Mamma Mia: Here We Go Again opens with a Carter-era tune called "When I Kissed the Teacher" that is not very catchy, consequently obscure, in no meaningful way related to what is happening on screen, and desperately out of step with the current #MeToo movement.
So the question posed by the idea of a sequel to the hit musical Mamma Mia – aren't they just about out of ABBA songs? – is answered almost immediately.
Later, we are mistreated to song-and-dance routines built around "My Love My Life" and "Kisses of Fire," so be warned there are more than a few dead spots in Mamma Mia: Here We Go Again. Oh well, no one goes in expecting Sondheim, and whenever the filmmakers sense trouble, they simply form a full-cast conga line and replay "Dancing Queen."
Other important ingredients also return – the movie's cast; its resolutely sunny disposition; and Greece, home to the seaside inn operated by free-spirited Donna (Meryl Streep), who, in the first movie, welcomes friends Tanya and Rosie (Christine Baranski, Julie Walters) and former lovers Sam, Bill, and Harry (Pierce Brosnan, Stellan Skarsgard, Colin Firth), all three credited with being father to Donna's daughter Sophie (Amanda Seyfried).

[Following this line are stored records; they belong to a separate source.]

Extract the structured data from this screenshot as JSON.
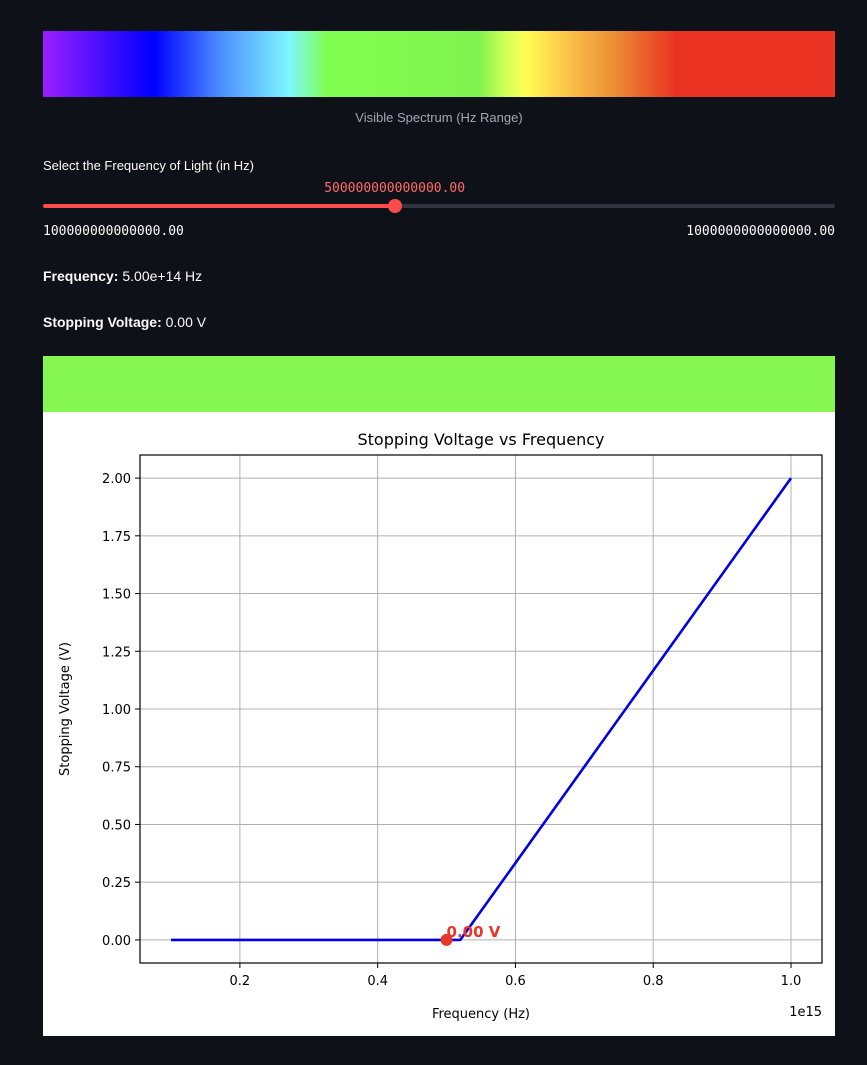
{
  "spectrum": {
    "caption": "Visible Spectrum (Hz Range)",
    "stops": [
      "#9b1fff",
      "#0000ff",
      "#4a88ff",
      "#7ff6ff",
      "#80ff4f",
      "#80f24f",
      "#c8ff55",
      "#ffff55",
      "#ffd04d",
      "#eb8f35",
      "#ea3222",
      "#ea3322"
    ]
  },
  "slider": {
    "label": "Select the Frequency of Light (in Hz)",
    "value": "500000000000000.00",
    "min": "100000000000000.00",
    "max": "1000000000000000.00",
    "fraction": 0.444,
    "accent": "#ff4b4b"
  },
  "stats": {
    "frequency_label": "Frequency:",
    "frequency_value": "5.00e+14 Hz",
    "voltage_label": "Stopping Voltage:",
    "voltage_value": "0.00 V"
  },
  "light_color": "#86f750",
  "chart_data": {
    "type": "line",
    "title": "Stopping Voltage vs Frequency",
    "xlabel": "Frequency (Hz)",
    "ylabel": "Stopping Voltage (V)",
    "x_offset_label": "1e15",
    "xlim": [
      0.055,
      1.045
    ],
    "ylim": [
      -0.1,
      2.1
    ],
    "xticks": [
      0.2,
      0.4,
      0.6,
      0.8,
      1.0
    ],
    "xtick_labels": [
      "0.2",
      "0.4",
      "0.6",
      "0.8",
      "1.0"
    ],
    "yticks": [
      0,
      0.25,
      0.5,
      0.75,
      1.0,
      1.25,
      1.5,
      1.75,
      2.0
    ],
    "ytick_labels": [
      "0.00",
      "0.25",
      "0.50",
      "0.75",
      "1.00",
      "1.25",
      "1.50",
      "1.75",
      "2.00"
    ],
    "grid": true,
    "series": [
      {
        "color": "#0000e6",
        "x": [
          0.1,
          0.5,
          0.52,
          1.0
        ],
        "y": [
          0,
          0,
          0,
          2.0
        ]
      }
    ],
    "marker": {
      "x": 0.5,
      "y": 0.0,
      "color": "#e8372a",
      "label": "0.00 V"
    }
  }
}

In this sequel, Sophie has upgraded the hotel, with help from boyfriend Sky (Dominic Cooper) and a mysterious Latin gentleman (Andy Garcia). Director Ol Parker periodically interrupts the hectic run-up to the hotel's grand reopening with flashbacks that reconstruct the story of how Donna arrived on the island, and met the three men who make up Sophie's paternal triumvirate.
Lily James is the young Donna, leaving college for a gap year that turns into permanent residence on the island, where her friends (the younger versions are Alexa Davies and Jessica Keenan) come to console her after star-crossed romance with shy Englishman Harry (Hugh Skinner), dashing Englishman Sam (Jeremy Irvine), and Scandinavian adventurer Bill (Josh Dylan). James turns out to be a good singer, though she looks nothing like Streep, even with dyed blond hair, and even when forced to wear Donna's signature overalls.
So what's new in Here We Go Again? Cher does a couple of numbers, and there's a new tune from Streep, so we can report that rumors of her death have been slightly exaggerated.
Richard Curtis (Four Weddings and a Funeral) has been brought in to class up the dialogue, and add some one-liners. He charitably gives the very best lines to the Greeks, especially the fellow who plays the ticket agent at the island ferry, a job he doggedly holds for 30 years.
In addition, director Parker does some clever things visually – subtly swapping Streep for Seyfried in a couple of brief shots, reinforcing the spiritual, across-time dimension connection between the two characters.
Theirs is the maternal love story at the center of the sequel, though other romances abound, star-crossed and storm-tossed, and of course miraculously resolved. For fans, there is enough ABBA energy to make up for those moments when you are convinced the musical has met its Waterloo.